**Required work**
Gather all lines in the entries that include the word "current".

[Element data from apps and pages]
Segment Open

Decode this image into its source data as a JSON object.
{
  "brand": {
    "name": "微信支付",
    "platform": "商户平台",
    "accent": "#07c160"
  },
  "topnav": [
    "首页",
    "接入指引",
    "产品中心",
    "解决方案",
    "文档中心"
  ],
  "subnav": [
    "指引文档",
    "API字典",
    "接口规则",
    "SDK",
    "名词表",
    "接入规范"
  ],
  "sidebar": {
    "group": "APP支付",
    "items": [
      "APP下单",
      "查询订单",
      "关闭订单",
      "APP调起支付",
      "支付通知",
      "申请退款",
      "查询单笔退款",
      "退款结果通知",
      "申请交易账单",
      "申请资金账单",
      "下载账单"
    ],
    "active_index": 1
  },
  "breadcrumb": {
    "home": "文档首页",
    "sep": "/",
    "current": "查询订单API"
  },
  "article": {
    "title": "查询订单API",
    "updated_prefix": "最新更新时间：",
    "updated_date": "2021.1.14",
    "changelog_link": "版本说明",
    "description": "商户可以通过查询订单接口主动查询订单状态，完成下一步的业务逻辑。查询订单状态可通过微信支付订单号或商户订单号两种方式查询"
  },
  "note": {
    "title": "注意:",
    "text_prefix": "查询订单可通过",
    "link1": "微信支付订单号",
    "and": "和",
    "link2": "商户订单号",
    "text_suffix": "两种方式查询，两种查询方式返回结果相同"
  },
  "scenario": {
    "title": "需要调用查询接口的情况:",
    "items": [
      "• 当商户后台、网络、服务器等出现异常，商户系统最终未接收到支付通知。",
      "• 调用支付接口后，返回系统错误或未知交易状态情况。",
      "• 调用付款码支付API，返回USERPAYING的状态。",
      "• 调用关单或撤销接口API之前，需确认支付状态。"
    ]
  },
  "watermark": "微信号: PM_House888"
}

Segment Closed
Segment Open

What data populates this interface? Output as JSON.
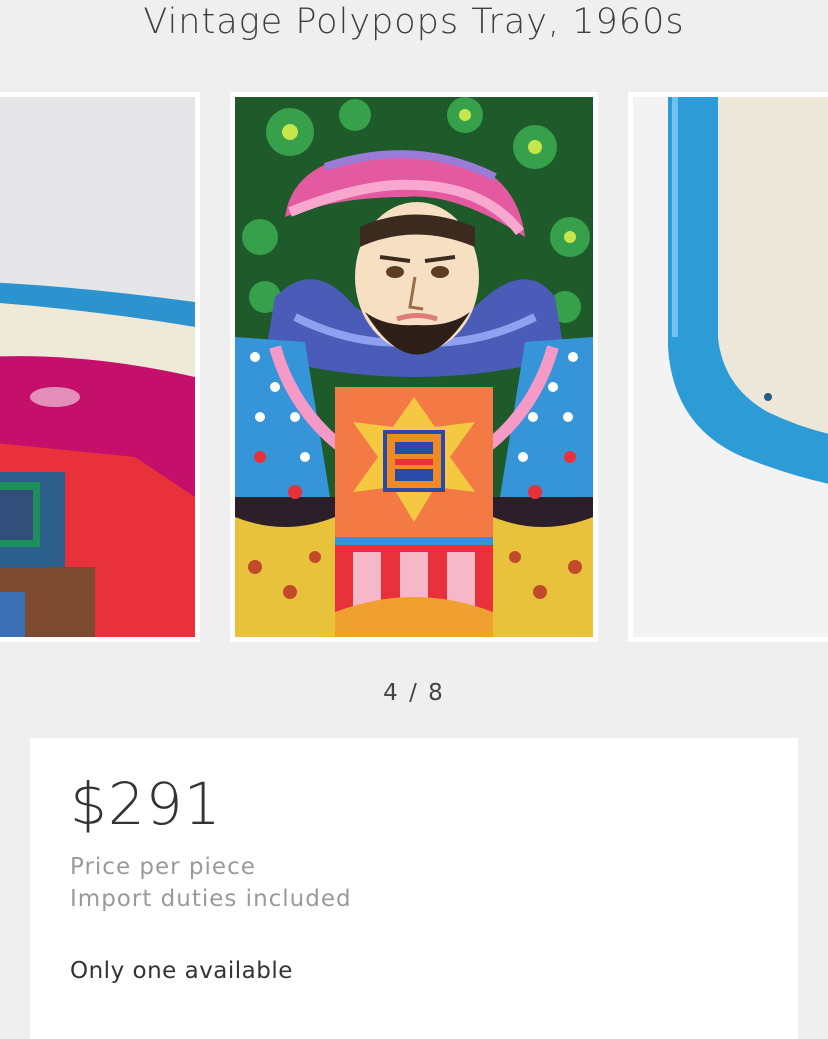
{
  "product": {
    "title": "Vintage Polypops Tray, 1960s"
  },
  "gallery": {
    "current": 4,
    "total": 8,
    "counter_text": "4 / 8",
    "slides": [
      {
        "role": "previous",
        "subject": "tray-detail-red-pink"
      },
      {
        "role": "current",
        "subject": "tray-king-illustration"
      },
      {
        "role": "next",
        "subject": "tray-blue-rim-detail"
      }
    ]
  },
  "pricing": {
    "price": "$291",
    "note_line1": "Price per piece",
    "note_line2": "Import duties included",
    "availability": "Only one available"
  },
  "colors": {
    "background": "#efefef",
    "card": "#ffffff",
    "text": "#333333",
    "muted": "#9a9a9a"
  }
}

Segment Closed

**Response box**
    "current": "查询订单API"
    "current": 4,
        "role": "current",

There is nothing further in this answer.